Is Tree Planting Always Eco Friendly?
It is often assumed that planting trees is ecologically beneficial and Eco-friendly. Yet, even though I am normally very enthusiastic about planting trees, I must admit that it is not always the answer. It is not always ecological beneficial to plant more trees.
The recent upsurge in interest in tree planting is mostly to the good and to be applauded. However, it can also create ecological havoc. When large organizations and governments get behind something it can become about “the numbers”. “We planted X millions trees!”, they proclaim. But if all these trees are the same species in the same area that can be an ecological disaster. It might not look like an ecological disaster to the inexperienced eye, or the uninformed observer, but is can be a disaster in the making nonetheless.
For example. planting a highly concentrated mass of pine trees can, some years later, change the natural environment so much that nothing else can live or grow there. We have many fake forests are Frankenstein forests in Scotland. They look like a forest, from a distance, but when you get closer, you notice something. It is eerily quiet. There is not the sound of a bird, or much sign of any kind of animal life. Those are cash crop tree plantations, not forests. Most other types of life cannot survive there. There is nothing really genuinely “forest” about those places. They are a bunch of trees hiding an otherwise lifeless desert.
A forest is not just a lot of trees growing in one area, it is a whole ecology which includes non-tree plants, and animal life too. The animals are an essential part of a forest and help to maintain or even spread it (where this is possible).

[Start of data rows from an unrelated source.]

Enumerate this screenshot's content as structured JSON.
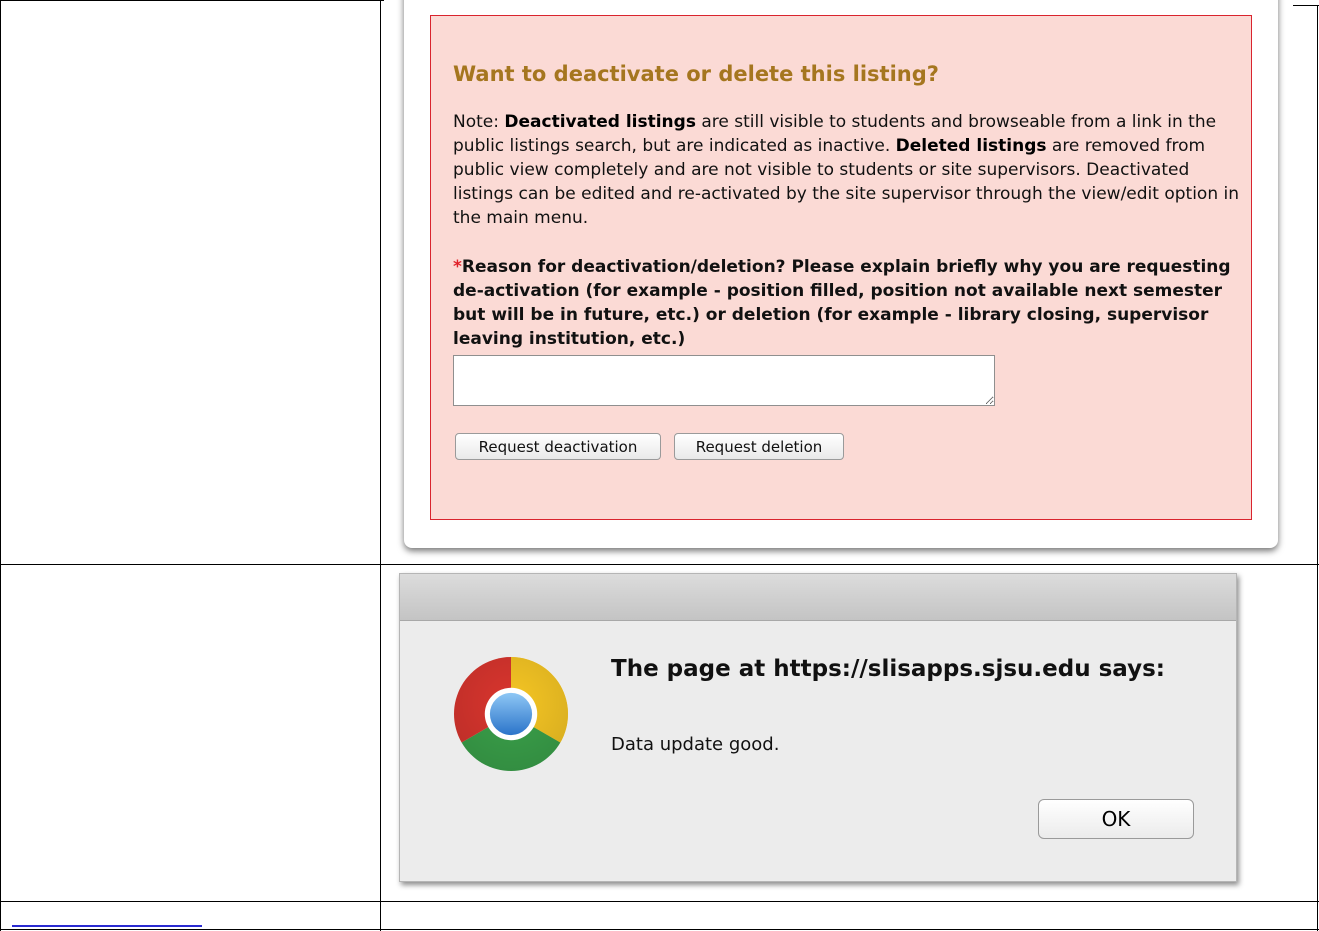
{
  "deactivate_panel": {
    "title": "Want to deactivate or delete this listing?",
    "note": {
      "prefix": "Note: ",
      "deactivated_term": "Deactivated listings",
      "deactivated_desc": " are still visible to students and browseable from a link in the public listings search, but are indicated as inactive. ",
      "deleted_term": "Deleted listings",
      "deleted_desc": " are removed from public view completely and are not visible to students or site supervisors. Deactivated listings can be edited and re-activated by the site supervisor through the view/edit option in the main menu."
    },
    "reason_required_marker": "*",
    "reason_label": "Reason for deactivation/deletion? Please explain briefly why you are requesting de-activation (for example - position filled, position not available next semester but will be in future, etc.) or deletion (for example - library closing, supervisor leaving institution, etc.)",
    "reason_value": "",
    "buttons": {
      "deactivate": "Request deactivation",
      "delete": "Request deletion"
    },
    "colors": {
      "box_background": "#fbdad5",
      "box_border": "#d9242e",
      "title": "#a5761f",
      "required_marker": "#e0222a"
    }
  },
  "alert_dialog": {
    "heading": "The page at https://slisapps.sjsu.edu says:",
    "message": "Data update good.",
    "ok_label": "OK",
    "icon": "chrome-logo-icon"
  }
}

Yet, we are in danger of creating a lot more fake forests, globally, if we get too carried away with planting too many trees of the same kind in the same place.
Part of the answer to this is to use a Rewilding Stick. With a Rewilding Stick multiple types of seeds can be carried and either planted in a pattern or at random. The disadvantage is there the is no “proof” (at least not for a while) that the planting has taken place. But where it lacks in photo opportunities (it will be a year or two before there any photos of small trees emerging in the area) this method more than makes up for in ecological opportunities. Using a Rewilding Stick makes it easy to plant a wide variety of plant species right from the start. Also, it is such a cheap and efficient means of planting that concerns that local animals might “damage” the crop are greatly reduced. In fact, local animals can be seen as an ally as later the will help spread the seeds of the emerging trees and help maintain the ecology of the area. If in the meantime some things get consumed or damaged by animals, no problem. The animals will more than make up for it later. This is a much more attractive way at looking a the local animal species than seeing them as a “problem” (when really it is us humans that are usually the problem as we destroyed their habitat).
William Fergus Martin, Founder: The Global Rewilding Initiative.
& The Global Forgiveness Initiative.